* Available data:
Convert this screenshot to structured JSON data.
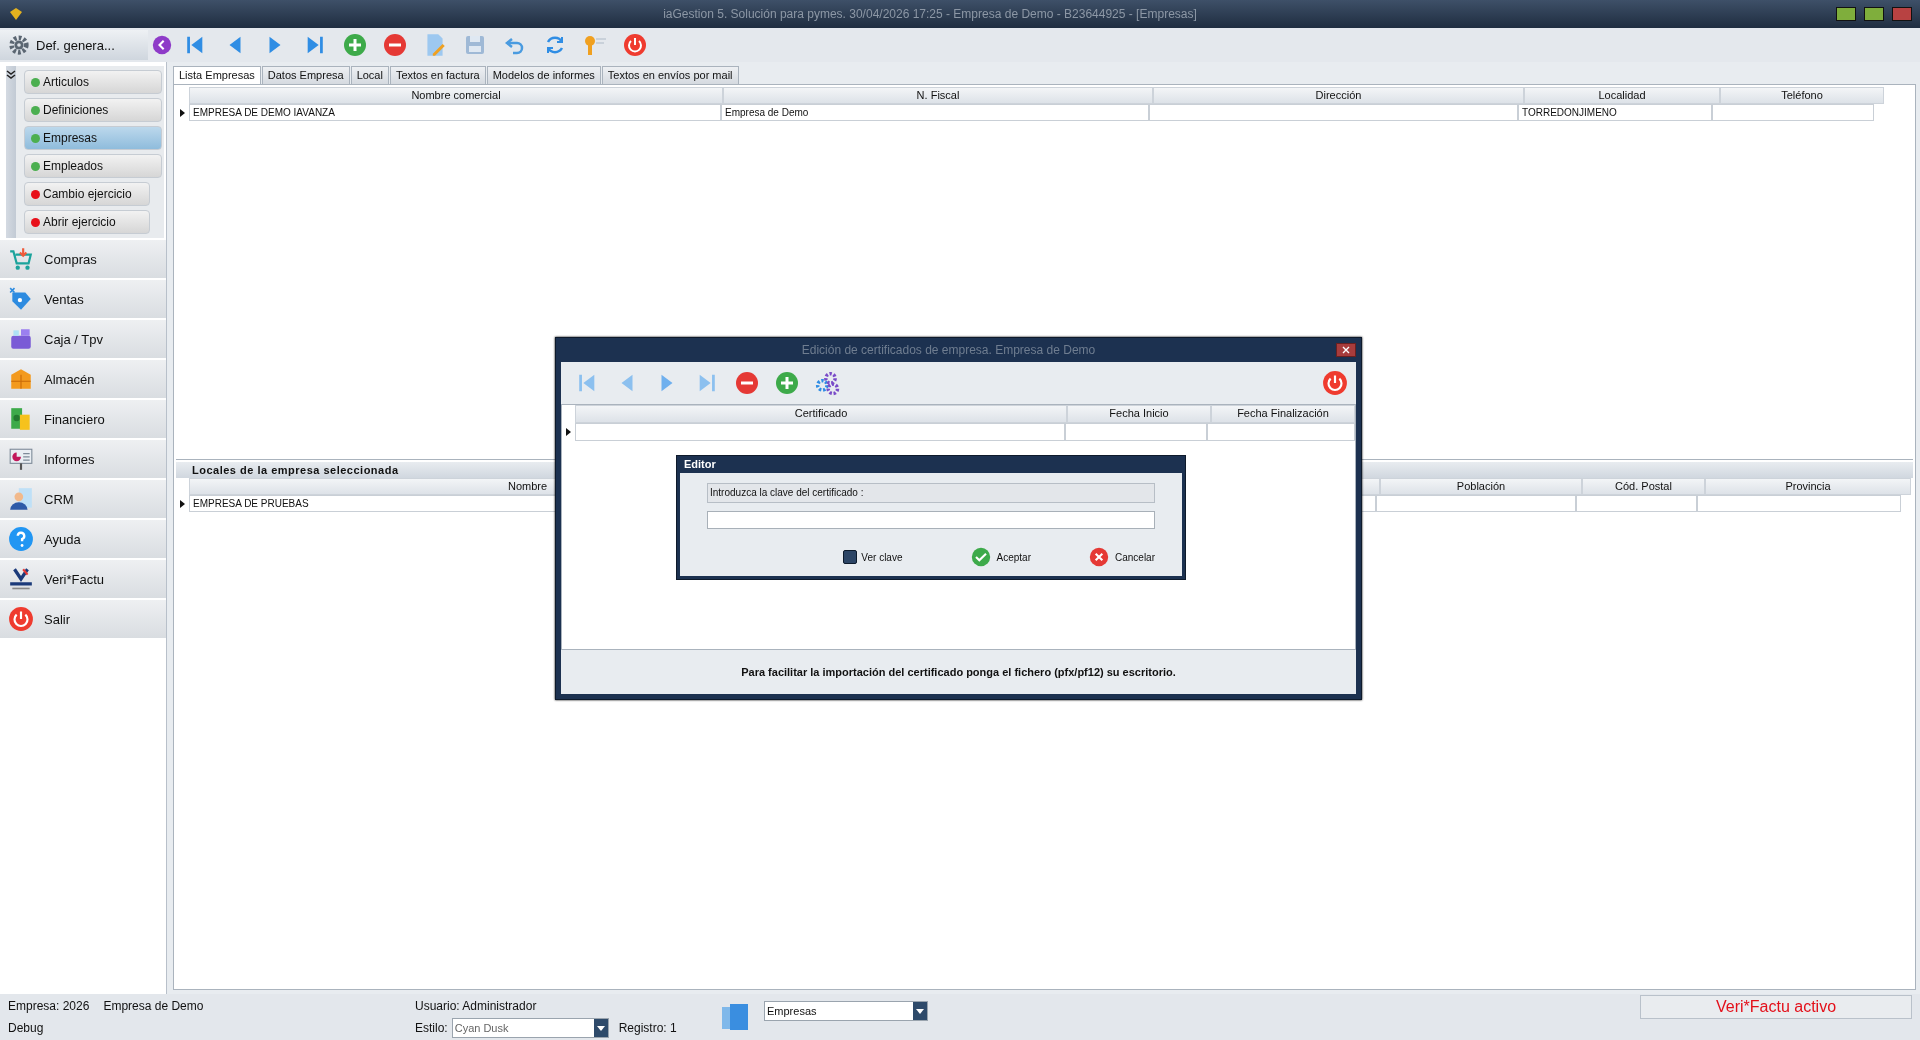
{
  "window": {
    "title": "iaGestion 5. Solución para pymes.  30/04/2026 17:25  -  Empresa de Demo - B23644925 - [Empresas]"
  },
  "module_button": {
    "label": "Def. genera..."
  },
  "submenu": [
    {
      "label": "Articulos",
      "color": "#4caf50",
      "selected": false
    },
    {
      "label": "Definiciones",
      "color": "#4caf50",
      "selected": false
    },
    {
      "label": "Empresas",
      "color": "#4caf50",
      "selected": true
    },
    {
      "label": "Empleados",
      "color": "#4caf50",
      "selected": false
    },
    {
      "label": "Cambio ejercicio",
      "color": "#e8101a",
      "selected": false
    },
    {
      "label": "Abrir ejercicio",
      "color": "#e8101a",
      "selected": false
    }
  ],
  "modules": [
    {
      "label": "Compras"
    },
    {
      "label": "Ventas"
    },
    {
      "label": "Caja / Tpv"
    },
    {
      "label": "Almacén"
    },
    {
      "label": "Financiero"
    },
    {
      "label": "Informes"
    },
    {
      "label": "CRM"
    },
    {
      "label": "Ayuda"
    },
    {
      "label": "Veri*Factu"
    },
    {
      "label": "Salir"
    }
  ],
  "tabs": [
    {
      "label": "Lista Empresas",
      "selected": true
    },
    {
      "label": "Datos Empresa",
      "selected": false
    },
    {
      "label": "Local",
      "selected": false
    },
    {
      "label": "Textos en factura",
      "selected": false
    },
    {
      "label": "Modelos de informes",
      "selected": false
    },
    {
      "label": "Textos en envíos por mail",
      "selected": false
    }
  ],
  "companies_table": {
    "columns": [
      "Nombre comercial",
      "N. Fiscal",
      "Dirección",
      "Localidad",
      "Teléfono"
    ],
    "rows": [
      [
        "EMPRESA DE DEMO IAVANZA",
        "Empresa de Demo",
        "",
        "TORREDONJIMENO",
        ""
      ]
    ]
  },
  "section_title": "Locales de la empresa seleccionada",
  "locales_table": {
    "columns": [
      "Nombre",
      "Población",
      "Cód. Postal",
      "Provincia"
    ],
    "rows": [
      [
        "EMPRESA DE PRUEBAS"
      ]
    ]
  },
  "dialog": {
    "title": "Edición de certificados de empresa. Empresa de Demo",
    "columns": [
      "Certificado",
      "Fecha Inicio",
      "Fecha Finalización"
    ],
    "note": "Para facilitar la importación del certificado ponga el fichero (pfx/pf12) su escritorio."
  },
  "editor": {
    "title": "Editor",
    "prompt": "Introduzca la clave del certificado :",
    "show_password": {
      "label": "Ver clave",
      "checked": false
    },
    "buttons": [
      {
        "label": "Aceptar",
        "kind": "ok"
      },
      {
        "label": "Cancelar",
        "kind": "cancel"
      }
    ]
  },
  "status": {
    "company_label": "Empresa:  2026",
    "company_name": "Empresa de Demo",
    "mode": "Debug",
    "user": "Usuario: Administrador",
    "style_label": "Estilo:",
    "style_value": "Cyan Dusk",
    "record": "Registro:  1",
    "form_value": "Empresas",
    "verifactu": "Veri*Factu activo"
  }
}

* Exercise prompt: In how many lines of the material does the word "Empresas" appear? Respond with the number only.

* Task response: 4